» **To do**: Over all lines in the data below, count those holding "mickey" and give only the result.

» **Given information**:
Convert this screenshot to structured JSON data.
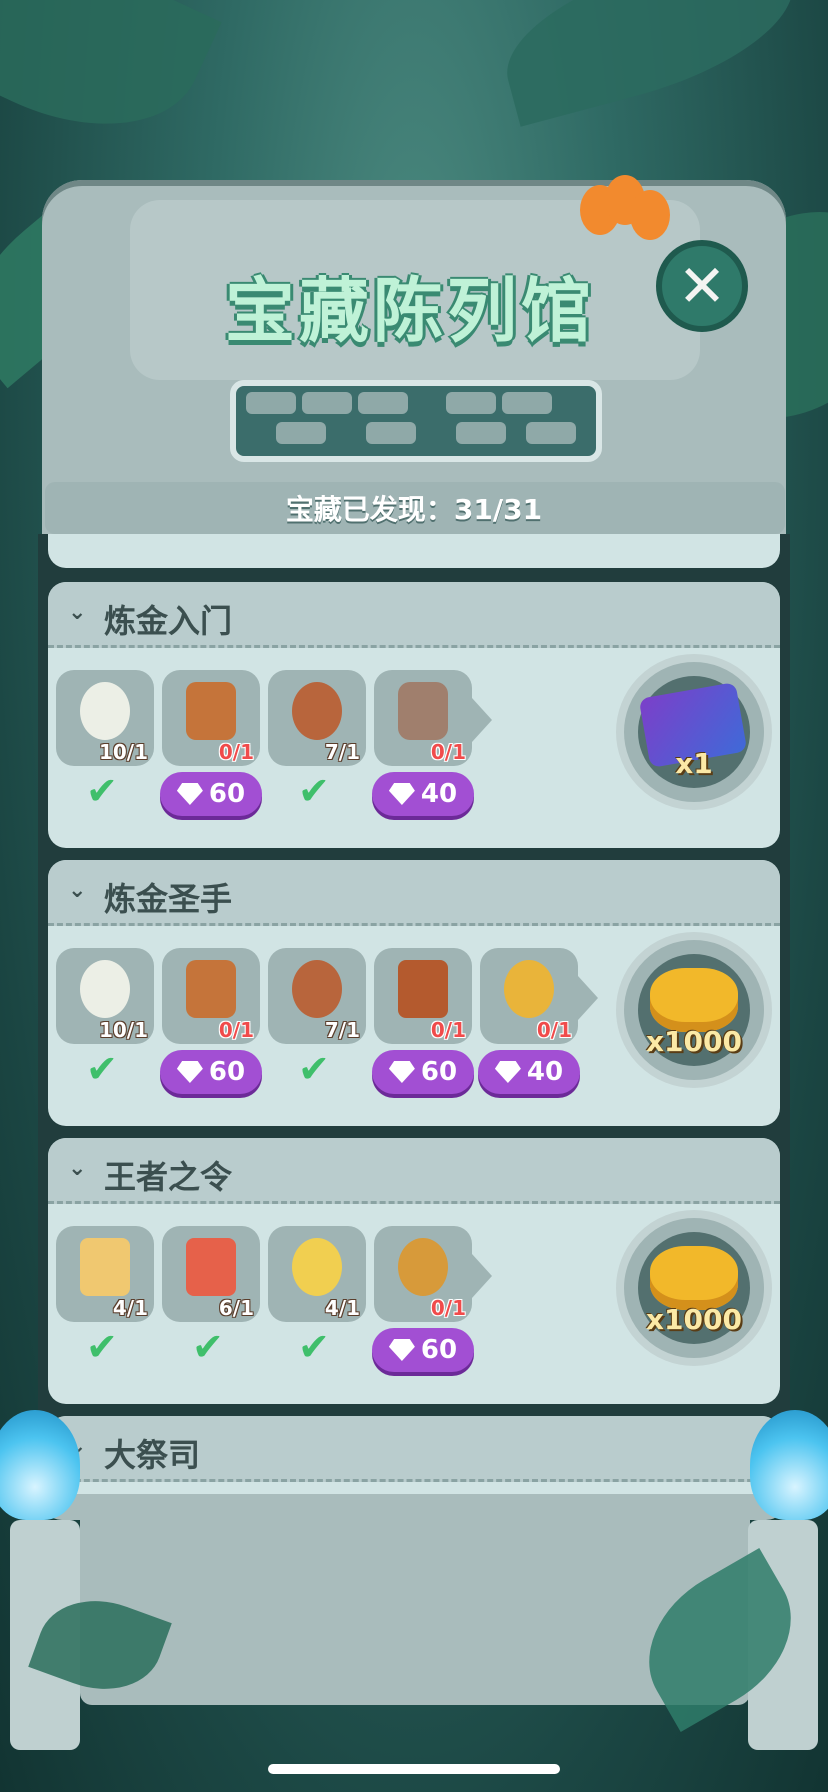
{
  "header": {
    "title": "宝藏陈列馆",
    "close_icon": "close-icon",
    "counter_label": "宝藏已发现：31/31"
  },
  "cards": [
    {
      "name": "炼金入门",
      "items": [
        {
          "icon": "bone-ring-icon",
          "count": "10/1",
          "status": "done"
        },
        {
          "icon": "totem-mask-icon",
          "count": "0/1",
          "status": "buy",
          "price": "60"
        },
        {
          "icon": "tribal-shield-icon",
          "count": "7/1",
          "status": "done"
        },
        {
          "icon": "stone-fossil-icon",
          "count": "0/1",
          "status": "buy",
          "price": "40"
        }
      ],
      "reward": {
        "type": "mickey-ticket",
        "qty": "x1"
      }
    },
    {
      "name": "炼金圣手",
      "items": [
        {
          "icon": "bone-ring-icon",
          "count": "10/1",
          "status": "done"
        },
        {
          "icon": "totem-mask-icon",
          "count": "0/1",
          "status": "buy",
          "price": "60"
        },
        {
          "icon": "tribal-shield-icon",
          "count": "7/1",
          "status": "done"
        },
        {
          "icon": "leather-book-icon",
          "count": "0/1",
          "status": "buy",
          "price": "60"
        },
        {
          "icon": "gold-trophy-icon",
          "count": "0/1",
          "status": "buy",
          "price": "40"
        }
      ],
      "reward": {
        "type": "gold-coins",
        "qty": "x1000"
      }
    },
    {
      "name": "王者之令",
      "items": [
        {
          "icon": "golden-crown-icon",
          "count": "4/1",
          "status": "done"
        },
        {
          "icon": "mickey-scroll-icon",
          "count": "6/1",
          "status": "done"
        },
        {
          "icon": "mickey-scepter-icon",
          "count": "4/1",
          "status": "done"
        },
        {
          "icon": "mickey-medallion-icon",
          "count": "0/1",
          "status": "buy",
          "price": "60"
        }
      ],
      "reward": {
        "type": "gold-coins",
        "qty": "x1000"
      }
    },
    {
      "name": "大祭司",
      "items": [],
      "reward": null
    }
  ],
  "colors": {
    "gem_button": "#a24fd3",
    "check": "#3fbf6b",
    "count_missing": "#f04b4b",
    "title_text": "#bff2d7"
  }
}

» **Solution for this exercise**: 4